4 stars Totally ignored British prog rock band that surfaced in the 1980s free-festival scene, the same scene that spawned the OZRIC TENTACLES. Like the OZRICS, NUKLI released a series of privately issued cassettes in the 1980s, and it was only in 1997 that any of their material ever made it on CD with "The Time Factory", released on Delerium Records, same label PORCUPINE TREE used to be on. OZRIC TENTACLES and PORCUPINE TREE are now widely known by many, NUKLI basically slipped through the cracks. The band apparently had lineup changes (they were even known to have OZRIC members like Roly Wynne and "Generator" John as guests - not to be confused with the other John, John Egan the flute player) but on "The Time Factory", the lineup was guitarist/vocalist Kev Hegan, bassist Mark Huxley, keyboardist Eric Pavlyak, and drummer Colin Wareham.
The music on this CD tends to be rather lengthy, with two 17 minute cuts, a couple of nine minute cuts, and one short three minute experimental piece. How to describe their music? Well I hear some elements of traditional symphonic prog, with some Steve HILLAGE, HAWKWIND, and OZRICS (but unlike the OZRICS, there are vocals, and Kev Hegan sounds surprisingly like Dave Brock, especially on "Inner Days"). For some weird reason, the band loved including snippets of movies and television programs in their music, donīt ask me, because I think they overuse that. Ocassionally you hear some Middle Eastern influences (something common with the OZRICS).

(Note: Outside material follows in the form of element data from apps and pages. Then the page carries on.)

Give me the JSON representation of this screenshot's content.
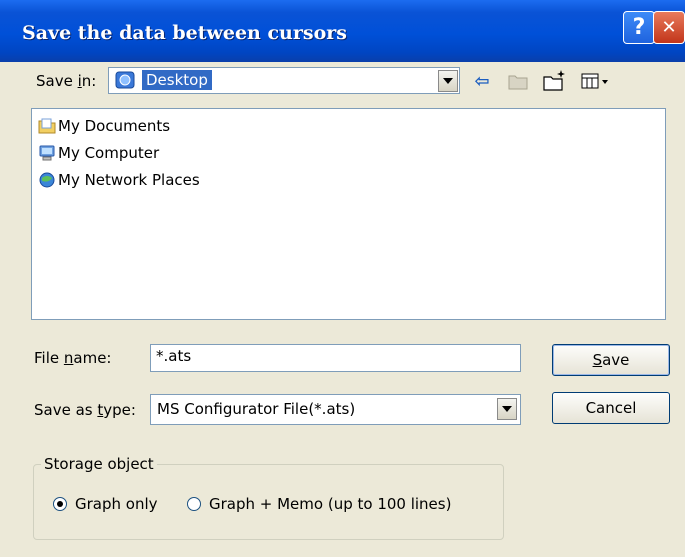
{
  "window": {
    "title": "Save the data between cursors",
    "help_glyph": "?",
    "close_glyph": "✕"
  },
  "save_in": {
    "label_pre": "Save ",
    "label_accel": "i",
    "label_post": "n:",
    "value": "Desktop"
  },
  "toolbar": {
    "icons": [
      "back-arrow-icon",
      "up-folder-icon",
      "new-folder-icon",
      "view-menu-icon"
    ],
    "back_glyph": "⇦"
  },
  "file_list": {
    "items": [
      {
        "label": "My Documents",
        "icon": "my-documents-icon"
      },
      {
        "label": "My Computer",
        "icon": "my-computer-icon"
      },
      {
        "label": "My Network Places",
        "icon": "my-network-places-icon"
      }
    ]
  },
  "file_name": {
    "label_pre": "File ",
    "label_accel": "n",
    "label_post": "ame:",
    "value": "*.ats"
  },
  "save_type": {
    "label_pre": "Save as ",
    "label_accel": "t",
    "label_post": "ype:",
    "value": "MS Configurator File(*.ats)"
  },
  "buttons": {
    "save_accel": "S",
    "save_rest": "ave",
    "cancel": "Cancel"
  },
  "storage": {
    "legend": "Storage object",
    "options": [
      {
        "label": "Graph only",
        "checked": true
      },
      {
        "label": "Graph + Memo (up to 100 lines)",
        "checked": false
      }
    ]
  },
  "colors": {
    "title_bar": "#0050d8",
    "dialog_bg": "#ece9d8",
    "selection": "#316ac5"
  }
}
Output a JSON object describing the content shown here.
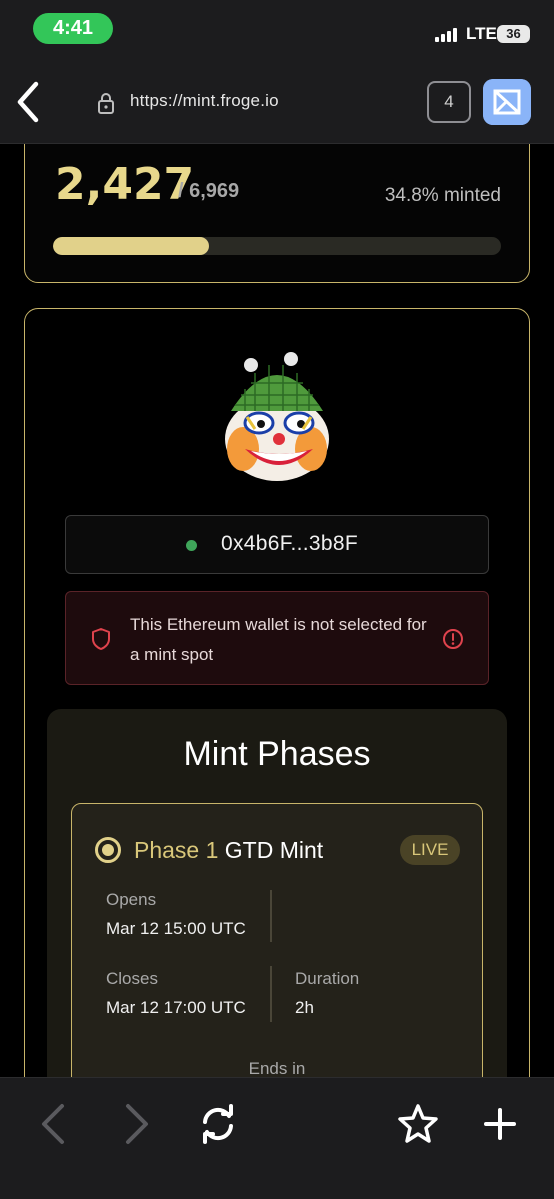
{
  "status_bar": {
    "time": "4:41",
    "network": "LTE",
    "battery": "36"
  },
  "browser": {
    "url": "https://mint.froge.io",
    "tab_count": "4"
  },
  "progress": {
    "minted": "2,427",
    "total": "/ 6,969",
    "percent_label": "34.8% minted",
    "fraction": 0.348
  },
  "wallet": {
    "address": "0x4b6F...3b8F",
    "alert": "This Ethereum wallet is not selected for a mint spot"
  },
  "phases": {
    "title": "Mint Phases",
    "phase": {
      "number": "Phase 1",
      "type": "GTD Mint",
      "status": "LIVE",
      "opens_label": "Opens",
      "opens_value": "Mar 12 15:00 UTC",
      "closes_label": "Closes",
      "closes_value": "Mar 12 17:00 UTC",
      "duration_label": "Duration",
      "duration_value": "2h",
      "ends_in_label": "Ends in"
    }
  },
  "colors": {
    "accent_gold": "#e1d18a",
    "status_green": "#33c659",
    "alert_red": "#e0434d"
  },
  "icons": [
    "back-icon",
    "lock-icon",
    "shield-icon",
    "info-icon",
    "reload-icon",
    "star-icon",
    "plus-icon",
    "chevron-left-icon",
    "chevron-right-icon"
  ]
}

"Book of Changes" starts off quasi-HAWKWIND, but there are some almost PINK FLOYD-like passages as well. "Inner Days" sounds a whole lot like HAWKWIND but without the heavy metal guitar licks. You can almost swear Dave Brock was singing this song, but as mentioned, it was Kev Hegan. Somewhere you hear excerpts from movies and television programs, including what sounds like something from the 1950s where a kid was saying "Last night, we were listening to space music" and his mother said, "Space music?" and you even hear a clip from Cheech & Chongīs Up in Smoke where Tommy Chong says, "Oh Wow Man" (because of the dog [&*!#] joint he was given, if Iīm not mistakened). "Spiral Dance" is a guitar-dominated piece that most resembles Hillage, while "The Inner Spectrum" is a short experimental piece that leads in to the final cut, "Pscychelektra Trip Sequence". There are a couple passages that feature some rather '80s sounding synthesizers I can live without, but for the most part, the synths you hear are VCS-3-like synth bubbles. Aside from the overuse of movie and television program snippets (although I did like the inclusion of Cheech and Chong and the "Space Music" stuff), this is truly a wonderful and hidden gem of prog rock, and if you can find the CD, get it.
My rating: 4 1/2 stars